*** Record extracts ***

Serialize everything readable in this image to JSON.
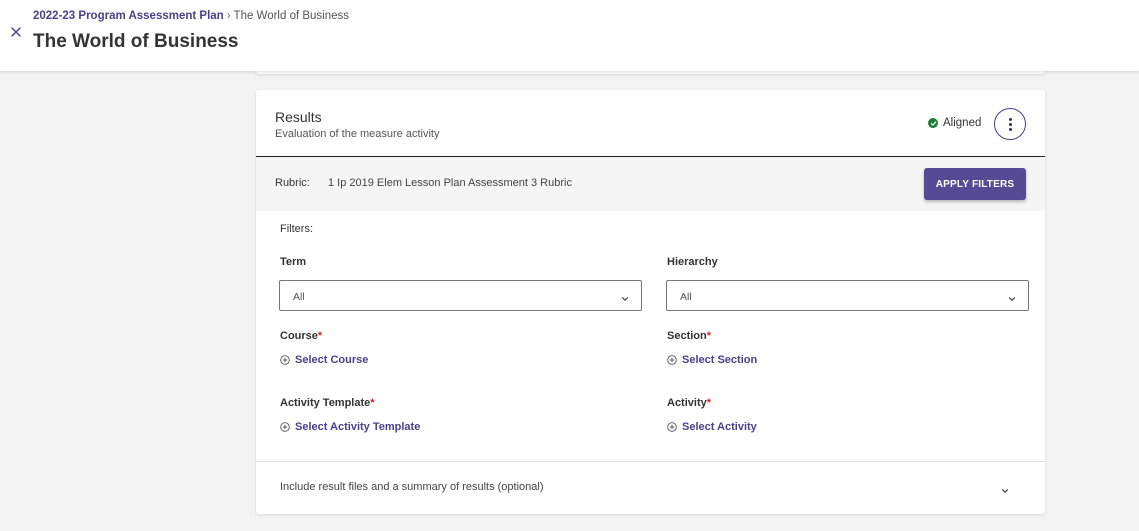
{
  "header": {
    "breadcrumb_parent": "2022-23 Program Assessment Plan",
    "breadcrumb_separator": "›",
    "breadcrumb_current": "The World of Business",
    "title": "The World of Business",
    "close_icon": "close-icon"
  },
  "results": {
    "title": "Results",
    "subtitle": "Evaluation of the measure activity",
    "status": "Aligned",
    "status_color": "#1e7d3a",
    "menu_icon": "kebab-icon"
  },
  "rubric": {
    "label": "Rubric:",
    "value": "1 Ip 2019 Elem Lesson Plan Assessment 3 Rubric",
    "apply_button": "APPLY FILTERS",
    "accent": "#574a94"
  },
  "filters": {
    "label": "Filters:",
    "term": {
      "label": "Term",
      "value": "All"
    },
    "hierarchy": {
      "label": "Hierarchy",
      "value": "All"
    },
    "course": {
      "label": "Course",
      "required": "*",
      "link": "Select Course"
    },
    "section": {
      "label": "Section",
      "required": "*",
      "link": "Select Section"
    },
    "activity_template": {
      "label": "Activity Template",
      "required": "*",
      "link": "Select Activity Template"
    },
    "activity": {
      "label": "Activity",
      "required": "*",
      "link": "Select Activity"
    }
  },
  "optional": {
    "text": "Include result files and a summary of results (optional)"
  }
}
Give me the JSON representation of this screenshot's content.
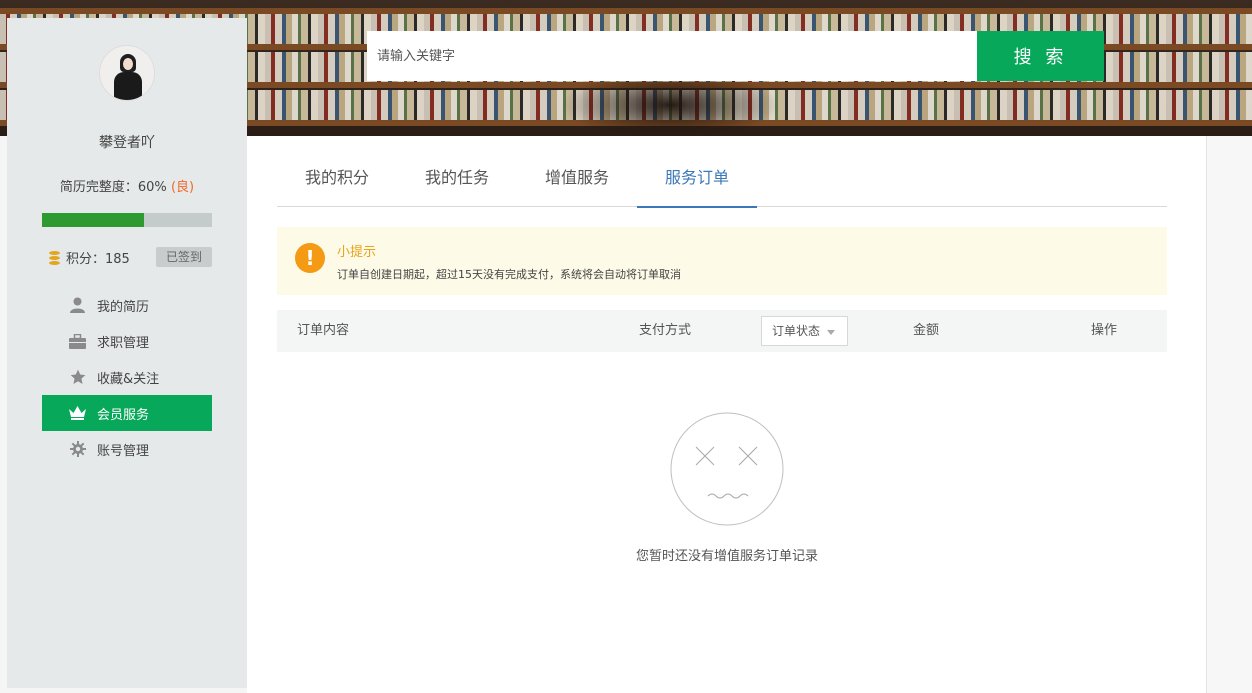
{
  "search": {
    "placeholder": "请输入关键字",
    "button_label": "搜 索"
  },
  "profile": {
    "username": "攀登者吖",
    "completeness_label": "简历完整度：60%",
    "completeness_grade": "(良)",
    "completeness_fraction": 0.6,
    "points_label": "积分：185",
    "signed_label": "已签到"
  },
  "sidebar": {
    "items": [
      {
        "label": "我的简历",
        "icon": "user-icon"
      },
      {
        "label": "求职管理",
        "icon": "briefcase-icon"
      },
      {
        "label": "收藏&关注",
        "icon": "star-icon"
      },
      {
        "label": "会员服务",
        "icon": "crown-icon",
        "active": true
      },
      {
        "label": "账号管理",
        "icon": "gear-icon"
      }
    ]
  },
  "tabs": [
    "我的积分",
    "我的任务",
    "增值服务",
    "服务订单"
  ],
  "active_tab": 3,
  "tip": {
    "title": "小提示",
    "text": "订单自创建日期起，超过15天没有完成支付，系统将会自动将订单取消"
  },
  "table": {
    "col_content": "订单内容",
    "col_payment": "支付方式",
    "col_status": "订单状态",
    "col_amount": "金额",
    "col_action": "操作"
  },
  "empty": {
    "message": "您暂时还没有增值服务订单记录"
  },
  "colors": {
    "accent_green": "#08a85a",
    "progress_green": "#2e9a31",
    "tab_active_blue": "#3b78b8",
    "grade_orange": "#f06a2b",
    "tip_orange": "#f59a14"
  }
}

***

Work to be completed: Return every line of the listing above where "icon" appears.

Exercise response:
    "close_icon": "close-icon"
    "menu_icon": "kebab-icon"
        "icon": "user-icon"
        "icon": "briefcase-icon"
        "icon": "star-icon"
        "icon": "crown-icon",
        "icon": "gear-icon"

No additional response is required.